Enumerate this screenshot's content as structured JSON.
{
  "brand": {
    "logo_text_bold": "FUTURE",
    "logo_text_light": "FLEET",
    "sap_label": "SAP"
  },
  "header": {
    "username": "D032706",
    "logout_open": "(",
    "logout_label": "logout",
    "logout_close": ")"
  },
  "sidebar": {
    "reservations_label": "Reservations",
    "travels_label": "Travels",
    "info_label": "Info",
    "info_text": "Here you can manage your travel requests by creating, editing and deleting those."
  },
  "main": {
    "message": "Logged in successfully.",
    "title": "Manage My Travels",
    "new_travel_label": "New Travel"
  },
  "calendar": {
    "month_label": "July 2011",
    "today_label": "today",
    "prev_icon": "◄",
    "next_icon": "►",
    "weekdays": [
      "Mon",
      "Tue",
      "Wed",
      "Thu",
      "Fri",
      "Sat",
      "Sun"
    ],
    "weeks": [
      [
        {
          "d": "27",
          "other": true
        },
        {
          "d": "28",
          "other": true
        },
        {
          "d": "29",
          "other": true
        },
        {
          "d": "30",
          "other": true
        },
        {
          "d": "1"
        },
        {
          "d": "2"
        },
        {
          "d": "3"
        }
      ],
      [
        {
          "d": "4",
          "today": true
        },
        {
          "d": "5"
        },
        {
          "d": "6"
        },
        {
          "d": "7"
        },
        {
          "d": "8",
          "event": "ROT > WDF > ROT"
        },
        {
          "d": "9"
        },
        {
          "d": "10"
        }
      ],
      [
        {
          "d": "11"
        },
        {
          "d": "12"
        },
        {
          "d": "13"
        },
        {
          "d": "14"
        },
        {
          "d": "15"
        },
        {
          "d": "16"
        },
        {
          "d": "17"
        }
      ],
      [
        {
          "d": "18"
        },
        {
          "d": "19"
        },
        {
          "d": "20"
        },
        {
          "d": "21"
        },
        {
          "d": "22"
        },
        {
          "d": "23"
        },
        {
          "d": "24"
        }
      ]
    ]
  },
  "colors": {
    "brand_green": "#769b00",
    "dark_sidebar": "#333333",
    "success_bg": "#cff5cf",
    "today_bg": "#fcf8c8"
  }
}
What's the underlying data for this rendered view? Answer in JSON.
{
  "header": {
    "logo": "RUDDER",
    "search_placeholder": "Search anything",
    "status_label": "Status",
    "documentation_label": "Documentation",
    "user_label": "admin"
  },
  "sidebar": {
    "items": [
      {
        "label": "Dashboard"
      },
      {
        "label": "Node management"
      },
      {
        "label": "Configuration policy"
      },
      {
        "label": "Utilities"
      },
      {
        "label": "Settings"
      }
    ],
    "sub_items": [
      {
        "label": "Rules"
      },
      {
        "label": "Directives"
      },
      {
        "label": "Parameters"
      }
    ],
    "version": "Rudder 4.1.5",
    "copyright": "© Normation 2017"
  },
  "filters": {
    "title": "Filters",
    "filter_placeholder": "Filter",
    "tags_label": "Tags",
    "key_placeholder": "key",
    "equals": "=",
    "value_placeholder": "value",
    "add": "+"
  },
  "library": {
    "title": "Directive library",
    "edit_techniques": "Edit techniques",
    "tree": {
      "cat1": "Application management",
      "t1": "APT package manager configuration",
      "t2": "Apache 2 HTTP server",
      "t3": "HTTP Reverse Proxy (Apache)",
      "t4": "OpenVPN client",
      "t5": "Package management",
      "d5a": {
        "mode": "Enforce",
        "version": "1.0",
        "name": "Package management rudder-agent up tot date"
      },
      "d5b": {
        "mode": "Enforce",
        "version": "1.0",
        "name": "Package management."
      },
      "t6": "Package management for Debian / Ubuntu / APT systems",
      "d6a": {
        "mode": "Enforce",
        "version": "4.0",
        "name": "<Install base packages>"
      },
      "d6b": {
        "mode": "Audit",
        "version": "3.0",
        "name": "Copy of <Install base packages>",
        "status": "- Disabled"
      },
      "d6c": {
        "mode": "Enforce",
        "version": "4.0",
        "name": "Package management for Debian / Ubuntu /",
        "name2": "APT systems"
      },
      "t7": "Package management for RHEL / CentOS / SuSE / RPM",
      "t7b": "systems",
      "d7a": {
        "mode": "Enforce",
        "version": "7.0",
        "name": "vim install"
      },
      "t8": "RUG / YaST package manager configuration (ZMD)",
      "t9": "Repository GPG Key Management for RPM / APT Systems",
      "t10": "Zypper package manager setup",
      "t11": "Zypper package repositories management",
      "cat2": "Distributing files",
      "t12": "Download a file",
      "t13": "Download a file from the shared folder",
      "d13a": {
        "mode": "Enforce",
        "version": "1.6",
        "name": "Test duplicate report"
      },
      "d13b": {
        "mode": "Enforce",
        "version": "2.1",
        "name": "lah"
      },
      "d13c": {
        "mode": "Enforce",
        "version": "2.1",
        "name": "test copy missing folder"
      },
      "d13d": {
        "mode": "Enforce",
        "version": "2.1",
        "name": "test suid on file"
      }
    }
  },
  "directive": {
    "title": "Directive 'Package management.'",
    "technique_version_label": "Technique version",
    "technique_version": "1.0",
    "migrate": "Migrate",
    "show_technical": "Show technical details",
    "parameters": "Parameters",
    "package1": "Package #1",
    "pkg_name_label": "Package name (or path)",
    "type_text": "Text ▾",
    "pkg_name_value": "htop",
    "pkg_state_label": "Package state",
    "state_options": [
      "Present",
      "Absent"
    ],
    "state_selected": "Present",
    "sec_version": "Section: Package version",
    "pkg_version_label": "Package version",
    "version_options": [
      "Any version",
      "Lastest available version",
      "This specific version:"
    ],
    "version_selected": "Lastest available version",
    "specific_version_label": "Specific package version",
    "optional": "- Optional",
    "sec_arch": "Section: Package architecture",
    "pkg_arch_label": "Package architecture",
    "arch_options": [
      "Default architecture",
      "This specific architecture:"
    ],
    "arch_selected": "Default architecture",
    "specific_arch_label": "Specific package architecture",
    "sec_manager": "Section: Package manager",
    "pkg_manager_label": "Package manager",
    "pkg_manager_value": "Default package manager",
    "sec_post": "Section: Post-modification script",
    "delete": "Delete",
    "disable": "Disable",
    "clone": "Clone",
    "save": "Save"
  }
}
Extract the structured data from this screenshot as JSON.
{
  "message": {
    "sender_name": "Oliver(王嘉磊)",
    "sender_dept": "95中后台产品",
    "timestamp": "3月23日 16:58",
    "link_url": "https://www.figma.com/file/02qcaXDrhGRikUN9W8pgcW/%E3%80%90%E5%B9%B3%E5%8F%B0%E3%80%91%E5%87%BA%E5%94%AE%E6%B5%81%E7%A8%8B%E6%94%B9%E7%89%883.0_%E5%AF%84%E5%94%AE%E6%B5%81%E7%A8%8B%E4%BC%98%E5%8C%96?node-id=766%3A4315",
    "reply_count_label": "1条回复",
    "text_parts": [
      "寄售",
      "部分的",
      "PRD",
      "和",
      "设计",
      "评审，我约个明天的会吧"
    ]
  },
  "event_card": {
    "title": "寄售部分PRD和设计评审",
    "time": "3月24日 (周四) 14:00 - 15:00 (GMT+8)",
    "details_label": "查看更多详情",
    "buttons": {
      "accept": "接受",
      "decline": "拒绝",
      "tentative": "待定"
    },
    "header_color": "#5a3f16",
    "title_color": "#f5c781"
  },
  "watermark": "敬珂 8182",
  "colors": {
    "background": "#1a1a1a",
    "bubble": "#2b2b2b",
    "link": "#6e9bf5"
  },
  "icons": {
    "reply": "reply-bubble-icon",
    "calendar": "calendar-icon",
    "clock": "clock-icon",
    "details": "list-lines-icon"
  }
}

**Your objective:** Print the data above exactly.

**Response to this exercise:**
Enumerate this screenshot's content as structured JSON.
{
  "brand": {
    "logo_text_bold": "FUTURE",
    "logo_text_light": "FLEET",
    "sap_label": "SAP"
  },
  "header": {
    "username": "D032706",
    "logout_open": "(",
    "logout_label": "logout",
    "logout_close": ")"
  },
  "sidebar": {
    "reservations_label": "Reservations",
    "travels_label": "Travels",
    "info_label": "Info",
    "info_text": "Here you can manage your travel requests by creating, editing and deleting those."
  },
  "main": {
    "message": "Logged in successfully.",
    "title": "Manage My Travels",
    "new_travel_label": "New Travel"
  },
  "calendar": {
    "month_label": "July 2011",
    "today_label": "today",
    "prev_icon": "◄",
    "next_icon": "►",
    "weekdays": [
      "Mon",
      "Tue",
      "Wed",
      "Thu",
      "Fri",
      "Sat",
      "Sun"
    ],
    "weeks": [
      [
        {
          "d": "27",
          "other": true
        },
        {
          "d": "28",
          "other": true
        },
        {
          "d": "29",
          "other": true
        },
        {
          "d": "30",
          "other": true
        },
        {
          "d": "1"
        },
        {
          "d": "2"
        },
        {
          "d": "3"
        }
      ],
      [
        {
          "d": "4",
          "today": true
        },
        {
          "d": "5"
        },
        {
          "d": "6"
        },
        {
          "d": "7"
        },
        {
          "d": "8",
          "event": "ROT > WDF > ROT"
        },
        {
          "d": "9"
        },
        {
          "d": "10"
        }
      ],
      [
        {
          "d": "11"
        },
        {
          "d": "12"
        },
        {
          "d": "13"
        },
        {
          "d": "14"
        },
        {
          "d": "15"
        },
        {
          "d": "16"
        },
        {
          "d": "17"
        }
      ],
      [
        {
          "d": "18"
        },
        {
          "d": "19"
        },
        {
          "d": "20"
        },
        {
          "d": "21"
        },
        {
          "d": "22"
        },
        {
          "d": "23"
        },
        {
          "d": "24"
        }
      ]
    ]
  },
  "colors": {
    "brand_green": "#769b00",
    "dark_sidebar": "#333333",
    "success_bg": "#cff5cf",
    "today_bg": "#fcf8c8"
  }
}
What's the underlying data for this rendered view? Answer in JSON.
{
  "header": {
    "logo": "RUDDER",
    "search_placeholder": "Search anything",
    "status_label": "Status",
    "documentation_label": "Documentation",
    "user_label": "admin"
  },
  "sidebar": {
    "items": [
      {
        "label": "Dashboard"
      },
      {
        "label": "Node management"
      },
      {
        "label": "Configuration policy"
      },
      {
        "label": "Utilities"
      },
      {
        "label": "Settings"
      }
    ],
    "sub_items": [
      {
        "label": "Rules"
      },
      {
        "label": "Directives"
      },
      {
        "label": "Parameters"
      }
    ],
    "version": "Rudder 4.1.5",
    "copyright": "© Normation 2017"
  },
  "filters": {
    "title": "Filters",
    "filter_placeholder": "Filter",
    "tags_label": "Tags",
    "key_placeholder": "key",
    "equals": "=",
    "value_placeholder": "value",
    "add": "+"
  },
  "library": {
    "title": "Directive library",
    "edit_techniques": "Edit techniques",
    "tree": {
      "cat1": "Application management",
      "t1": "APT package manager configuration",
      "t2": "Apache 2 HTTP server",
      "t3": "HTTP Reverse Proxy (Apache)",
      "t4": "OpenVPN client",
      "t5": "Package management",
      "d5a": {
        "mode": "Enforce",
        "version": "1.0",
        "name": "Package management rudder-agent up tot date"
      },
      "d5b": {
        "mode": "Enforce",
        "version": "1.0",
        "name": "Package management."
      },
      "t6": "Package management for Debian / Ubuntu / APT systems",
      "d6a": {
        "mode": "Enforce",
        "version": "4.0",
        "name": "<Install base packages>"
      },
      "d6b": {
        "mode": "Audit",
        "version": "3.0",
        "name": "Copy of <Install base packages>",
        "status": "- Disabled"
      },
      "d6c": {
        "mode": "Enforce",
        "version": "4.0",
        "name": "Package management for Debian / Ubuntu /",
        "name2": "APT systems"
      },
      "t7": "Package management for RHEL / CentOS / SuSE / RPM",
      "t7b": "systems",
      "d7a": {
        "mode": "Enforce",
        "version": "7.0",
        "name": "vim install"
      },
      "t8": "RUG / YaST package manager configuration (ZMD)",
      "t9": "Repository GPG Key Management for RPM / APT Systems",
      "t10": "Zypper package manager setup",
      "t11": "Zypper package repositories management",
      "cat2": "Distributing files",
      "t12": "Download a file",
      "t13": "Download a file from the shared folder",
      "d13a": {
        "mode": "Enforce",
        "version": "1.6",
        "name": "Test duplicate report"
      },
      "d13b": {
        "mode": "Enforce",
        "version": "2.1",
        "name": "lah"
      },
      "d13c": {
        "mode": "Enforce",
        "version": "2.1",
        "name": "test copy missing folder"
      },
      "d13d": {
        "mode": "Enforce",
        "version": "2.1",
        "name": "test suid on file"
      }
    }
  },
  "directive": {
    "title": "Directive 'Package management.'",
    "technique_version_label": "Technique version",
    "technique_version": "1.0",
    "migrate": "Migrate",
    "show_technical": "Show technical details",
    "parameters": "Parameters",
    "package1": "Package #1",
    "pkg_name_label": "Package name (or path)",
    "type_text": "Text ▾",
    "pkg_name_value": "htop",
    "pkg_state_label": "Package state",
    "state_options": [
      "Present",
      "Absent"
    ],
    "state_selected": "Present",
    "sec_version": "Section: Package version",
    "pkg_version_label": "Package version",
    "version_options": [
      "Any version",
      "Lastest available version",
      "This specific version:"
    ],
    "version_selected": "Lastest available version",
    "specific_version_label": "Specific package version",
    "optional": "- Optional",
    "sec_arch": "Section: Package architecture",
    "pkg_arch_label": "Package architecture",
    "arch_options": [
      "Default architecture",
      "This specific architecture:"
    ],
    "arch_selected": "Default architecture",
    "specific_arch_label": "Specific package architecture",
    "sec_manager": "Section: Package manager",
    "pkg_manager_label": "Package manager",
    "pkg_manager_value": "Default package manager",
    "sec_post": "Section: Post-modification script",
    "delete": "Delete",
    "disable": "Disable",
    "clone": "Clone",
    "save": "Save"
  }
}
Extract the structured data from this screenshot as JSON.
{
  "message": {
    "sender_name": "Oliver(王嘉磊)",
    "sender_dept": "95中后台产品",
    "timestamp": "3月23日 16:58",
    "link_url": "https://www.figma.com/file/02qcaXDrhGRikUN9W8pgcW/%E3%80%90%E5%B9%B3%E5%8F%B0%E3%80%91%E5%87%BA%E5%94%AE%E6%B5%81%E7%A8%8B%E6%94%B9%E7%89%883.0_%E5%AF%84%E5%94%AE%E6%B5%81%E7%A8%8B%E4%BC%98%E5%8C%96?node-id=766%3A4315",
    "reply_count_label": "1条回复",
    "text_parts": [
      "寄售",
      "部分的",
      "PRD",
      "和",
      "设计",
      "评审，我约个明天的会吧"
    ]
  },
  "event_card": {
    "title": "寄售部分PRD和设计评审",
    "time": "3月24日 (周四) 14:00 - 15:00 (GMT+8)",
    "details_label": "查看更多详情",
    "buttons": {
      "accept": "接受",
      "decline": "拒绝",
      "tentative": "待定"
    },
    "header_color": "#5a3f16",
    "title_color": "#f5c781"
  },
  "watermark": "敬珂 8182",
  "colors": {
    "background": "#1a1a1a",
    "bubble": "#2b2b2b",
    "link": "#6e9bf5"
  },
  "icons": {
    "reply": "reply-bubble-icon",
    "calendar": "calendar-icon",
    "clock": "clock-icon",
    "details": "list-lines-icon"
  }
}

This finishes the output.